When Kamau was in Third Grade, Kamau’s father had been good to him, but now he couldn’t send him to school. He put him to work caring for the animals –the goats and cows. Kamau was angry. He didn’t want to care for the animals. One day he ran away to Nairobi, the capital city.

In Nairobi, he lived on the streets. He got into fights. He learned to steal. He felt alone. Sometimes he was hungry and afraid. One day,a boy told him about Peace House (name changed for privacy). He learned that to go there you had to:
1. agree to change.
2. go to school, and
3. and get along with others.

Kamau found it great for about a month. He went to school with the other boys and came right home every day. But on the street, when he stole something, he sold it to buy fried chicken. He wanted some fried chicken. One day, he said he was sick and stayed home from school.

He took the blankets from the other children’s cots. He slipped out of the house and sold the blankets. When the children came home, they were angry. The counselor advised them to come together to talk about it. They had different opinions:

- some said “good riddance”
- others said, “we have to make him know he is one of us.”
- “we don’t want fights” ( Kamau had fought on the street).
- “but his family doesn’t want him. And we are his only family.”
- “we are all cold now without our blankets. What he does, affects all of us.”

After the discussion, the boys decided to look for him and tell him he could come home. They would forgive him, but he really had to change. Before Kamau had come to Peace House, he had stolen some watches. Now the police tracked the theft to someone at Peace House. When the counselor didn't give information, the counselor was arrested and beaten.

When the boys found Kamau, they told him he could return, but he would have to listen to what they had to say. Kamau sat in a circle with them. They told him how they felt. He was one of them. And they wanted him to stay, but he had to agree to change.

The boys said he had to do something to make up for what he had done. They decided he should care for the counselor who was recovering from the beating. Kamau agreed to this. Every day until the counselor was well, Kamau carried food to him, helped him sit up, did what he could.

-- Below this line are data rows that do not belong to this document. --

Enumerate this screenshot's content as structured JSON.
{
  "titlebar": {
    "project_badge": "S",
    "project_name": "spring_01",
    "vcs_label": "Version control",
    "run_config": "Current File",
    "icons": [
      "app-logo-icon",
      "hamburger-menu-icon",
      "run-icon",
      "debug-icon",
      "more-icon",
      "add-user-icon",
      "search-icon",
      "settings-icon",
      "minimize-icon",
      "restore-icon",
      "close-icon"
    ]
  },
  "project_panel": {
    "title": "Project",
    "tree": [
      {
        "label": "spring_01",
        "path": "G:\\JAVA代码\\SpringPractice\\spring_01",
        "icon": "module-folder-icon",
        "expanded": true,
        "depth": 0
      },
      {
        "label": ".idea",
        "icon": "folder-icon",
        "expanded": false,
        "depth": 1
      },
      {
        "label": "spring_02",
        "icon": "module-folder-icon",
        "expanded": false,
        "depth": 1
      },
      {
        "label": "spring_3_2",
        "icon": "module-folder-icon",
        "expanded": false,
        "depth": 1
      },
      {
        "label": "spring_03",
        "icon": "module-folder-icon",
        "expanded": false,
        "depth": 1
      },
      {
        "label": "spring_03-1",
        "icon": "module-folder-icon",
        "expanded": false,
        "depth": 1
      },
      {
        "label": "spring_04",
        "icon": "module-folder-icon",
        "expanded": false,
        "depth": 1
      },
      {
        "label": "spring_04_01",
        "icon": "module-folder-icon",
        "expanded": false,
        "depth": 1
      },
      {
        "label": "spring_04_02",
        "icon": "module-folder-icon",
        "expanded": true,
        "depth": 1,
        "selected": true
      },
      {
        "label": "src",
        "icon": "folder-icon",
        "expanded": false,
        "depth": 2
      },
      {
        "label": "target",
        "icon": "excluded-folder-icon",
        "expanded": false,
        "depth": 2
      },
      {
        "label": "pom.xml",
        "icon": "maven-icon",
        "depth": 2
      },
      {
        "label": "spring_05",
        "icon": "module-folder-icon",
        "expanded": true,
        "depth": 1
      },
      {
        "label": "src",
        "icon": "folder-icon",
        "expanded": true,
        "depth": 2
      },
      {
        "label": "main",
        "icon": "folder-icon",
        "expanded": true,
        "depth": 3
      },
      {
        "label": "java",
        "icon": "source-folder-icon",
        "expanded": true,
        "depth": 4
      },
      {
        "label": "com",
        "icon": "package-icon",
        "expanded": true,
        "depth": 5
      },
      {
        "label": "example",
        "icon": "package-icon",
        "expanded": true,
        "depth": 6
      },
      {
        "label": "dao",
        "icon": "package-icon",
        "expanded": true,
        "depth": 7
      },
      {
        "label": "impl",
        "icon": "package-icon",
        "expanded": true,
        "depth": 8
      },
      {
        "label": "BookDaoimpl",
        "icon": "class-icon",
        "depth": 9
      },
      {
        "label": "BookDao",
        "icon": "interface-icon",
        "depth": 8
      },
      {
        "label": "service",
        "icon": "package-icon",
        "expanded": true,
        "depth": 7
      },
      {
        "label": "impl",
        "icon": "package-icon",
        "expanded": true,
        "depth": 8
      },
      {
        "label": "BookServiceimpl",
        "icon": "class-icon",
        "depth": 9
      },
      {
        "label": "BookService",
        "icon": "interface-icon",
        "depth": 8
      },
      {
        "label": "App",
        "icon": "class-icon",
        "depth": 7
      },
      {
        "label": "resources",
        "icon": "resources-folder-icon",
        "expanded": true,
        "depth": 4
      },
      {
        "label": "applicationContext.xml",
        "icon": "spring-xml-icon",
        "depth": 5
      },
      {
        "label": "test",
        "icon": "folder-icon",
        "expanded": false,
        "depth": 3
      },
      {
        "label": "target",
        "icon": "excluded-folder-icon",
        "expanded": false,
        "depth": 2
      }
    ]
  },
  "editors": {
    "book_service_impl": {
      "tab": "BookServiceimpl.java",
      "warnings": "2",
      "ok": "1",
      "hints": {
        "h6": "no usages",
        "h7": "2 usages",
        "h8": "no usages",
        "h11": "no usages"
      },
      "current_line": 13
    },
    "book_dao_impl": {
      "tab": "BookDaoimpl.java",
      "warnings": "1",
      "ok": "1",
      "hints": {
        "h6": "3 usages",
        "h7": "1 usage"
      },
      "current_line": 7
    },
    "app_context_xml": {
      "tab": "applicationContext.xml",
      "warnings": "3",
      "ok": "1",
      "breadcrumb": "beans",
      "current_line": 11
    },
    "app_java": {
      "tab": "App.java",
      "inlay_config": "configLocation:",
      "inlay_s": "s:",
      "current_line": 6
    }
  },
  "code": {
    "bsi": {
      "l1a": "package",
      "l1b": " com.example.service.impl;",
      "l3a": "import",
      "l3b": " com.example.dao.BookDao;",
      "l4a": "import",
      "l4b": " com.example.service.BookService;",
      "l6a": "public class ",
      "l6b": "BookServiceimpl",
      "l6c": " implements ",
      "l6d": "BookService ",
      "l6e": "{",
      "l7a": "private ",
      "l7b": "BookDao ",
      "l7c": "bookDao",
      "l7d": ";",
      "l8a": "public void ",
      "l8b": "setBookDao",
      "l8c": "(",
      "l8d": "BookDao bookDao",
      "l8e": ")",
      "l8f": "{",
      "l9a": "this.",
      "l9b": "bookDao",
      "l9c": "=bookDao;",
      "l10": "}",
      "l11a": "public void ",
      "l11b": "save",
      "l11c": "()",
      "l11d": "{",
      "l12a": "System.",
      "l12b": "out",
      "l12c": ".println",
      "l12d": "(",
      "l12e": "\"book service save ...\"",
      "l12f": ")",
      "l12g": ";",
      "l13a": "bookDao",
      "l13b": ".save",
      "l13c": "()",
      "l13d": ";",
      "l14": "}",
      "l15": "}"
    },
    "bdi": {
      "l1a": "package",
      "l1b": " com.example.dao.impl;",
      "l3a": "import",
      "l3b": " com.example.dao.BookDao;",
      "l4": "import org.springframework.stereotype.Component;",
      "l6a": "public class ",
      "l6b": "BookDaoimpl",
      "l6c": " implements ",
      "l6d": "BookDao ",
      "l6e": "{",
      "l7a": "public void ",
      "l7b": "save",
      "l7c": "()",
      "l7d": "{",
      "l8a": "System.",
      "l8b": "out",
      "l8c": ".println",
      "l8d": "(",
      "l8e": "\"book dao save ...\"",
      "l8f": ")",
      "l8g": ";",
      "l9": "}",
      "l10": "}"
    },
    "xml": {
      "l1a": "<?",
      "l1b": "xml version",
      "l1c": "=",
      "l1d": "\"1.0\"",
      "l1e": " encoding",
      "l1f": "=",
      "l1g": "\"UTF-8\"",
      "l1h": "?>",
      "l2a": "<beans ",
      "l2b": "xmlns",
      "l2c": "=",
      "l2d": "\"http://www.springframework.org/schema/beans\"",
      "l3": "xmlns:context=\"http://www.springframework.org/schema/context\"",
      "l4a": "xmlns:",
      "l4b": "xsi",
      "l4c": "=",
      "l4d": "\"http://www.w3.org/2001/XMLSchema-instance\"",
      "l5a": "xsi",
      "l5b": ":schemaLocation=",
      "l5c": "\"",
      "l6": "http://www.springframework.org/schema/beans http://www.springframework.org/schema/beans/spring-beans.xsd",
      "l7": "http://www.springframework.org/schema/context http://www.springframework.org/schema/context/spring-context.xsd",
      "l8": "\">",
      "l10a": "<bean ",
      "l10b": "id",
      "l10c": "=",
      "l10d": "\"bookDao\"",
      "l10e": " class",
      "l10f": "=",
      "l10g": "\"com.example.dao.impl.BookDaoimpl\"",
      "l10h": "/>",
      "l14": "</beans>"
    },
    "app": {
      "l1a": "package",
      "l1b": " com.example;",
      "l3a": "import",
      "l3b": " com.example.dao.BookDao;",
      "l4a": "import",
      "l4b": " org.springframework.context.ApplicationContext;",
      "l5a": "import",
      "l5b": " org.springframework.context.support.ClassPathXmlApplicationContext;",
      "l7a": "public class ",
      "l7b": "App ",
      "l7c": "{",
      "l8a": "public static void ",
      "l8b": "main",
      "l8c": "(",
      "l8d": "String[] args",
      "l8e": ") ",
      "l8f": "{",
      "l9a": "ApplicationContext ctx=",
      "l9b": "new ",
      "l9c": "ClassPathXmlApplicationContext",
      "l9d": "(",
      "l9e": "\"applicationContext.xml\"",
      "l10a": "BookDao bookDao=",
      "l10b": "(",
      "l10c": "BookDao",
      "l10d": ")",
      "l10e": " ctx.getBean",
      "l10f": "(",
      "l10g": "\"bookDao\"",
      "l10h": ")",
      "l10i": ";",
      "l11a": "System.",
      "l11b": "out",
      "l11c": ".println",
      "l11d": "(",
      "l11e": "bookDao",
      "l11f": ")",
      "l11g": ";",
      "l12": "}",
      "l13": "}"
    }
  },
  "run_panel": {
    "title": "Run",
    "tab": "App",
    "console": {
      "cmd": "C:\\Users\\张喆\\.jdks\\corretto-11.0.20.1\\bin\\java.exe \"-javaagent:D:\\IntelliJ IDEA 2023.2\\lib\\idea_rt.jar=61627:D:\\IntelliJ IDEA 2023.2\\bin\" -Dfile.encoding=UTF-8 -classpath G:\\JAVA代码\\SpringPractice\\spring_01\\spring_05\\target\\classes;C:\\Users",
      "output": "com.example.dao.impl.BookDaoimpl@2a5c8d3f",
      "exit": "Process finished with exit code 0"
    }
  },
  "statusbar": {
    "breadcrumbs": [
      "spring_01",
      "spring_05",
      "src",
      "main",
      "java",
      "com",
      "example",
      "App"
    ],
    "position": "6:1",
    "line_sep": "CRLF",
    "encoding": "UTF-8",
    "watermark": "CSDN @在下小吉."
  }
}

Kamau began to understand. He was ashamed of what he had done. He learned he was forgiven and welcome in the group. He did change. He went to school and studied hard. And one day his foster father,who had been looking for him, found him. Kamau was glad to go home. He knew his family needed him. From his friends at Peace House, he had learned what it means to belong to a family.

Thursday, May 30, 2013

How "Billy" Makes Peace

How "Billy" Thinks about Things

Eight-year-old "Billy" suffers from ADHD Attention Deficit Hyperactivity Disorder. He is on medication. He is also very intelligent. His mother has just gotten out of prison. His parents are fighting over his custody.

When he seemed overcome with drowsiness in my tutoring session with him, I asked if he hadn't slept. He told me his mother had taken him for the weekend. They went to a party on Sunday evening where he played video games most of the night. The party was far from school, so they began to drive back at five AM.

I asked if he slept in the car.

"No," he said. "My mother was playing loud music all the way."

When I told him he could nap, he put his head down, but didn't sleep. He sat up and commented on a variety of subjects. How caterpillars grow to be butterflies, how he would like to grow up and be able to drive. "No one in my family is a good driver. When we turned off the bridge, my mother hit a rock."

Billy is only eight years old, but he is thinking about how to make his world a safer one. As his parents battle for his custody, he ponders many things.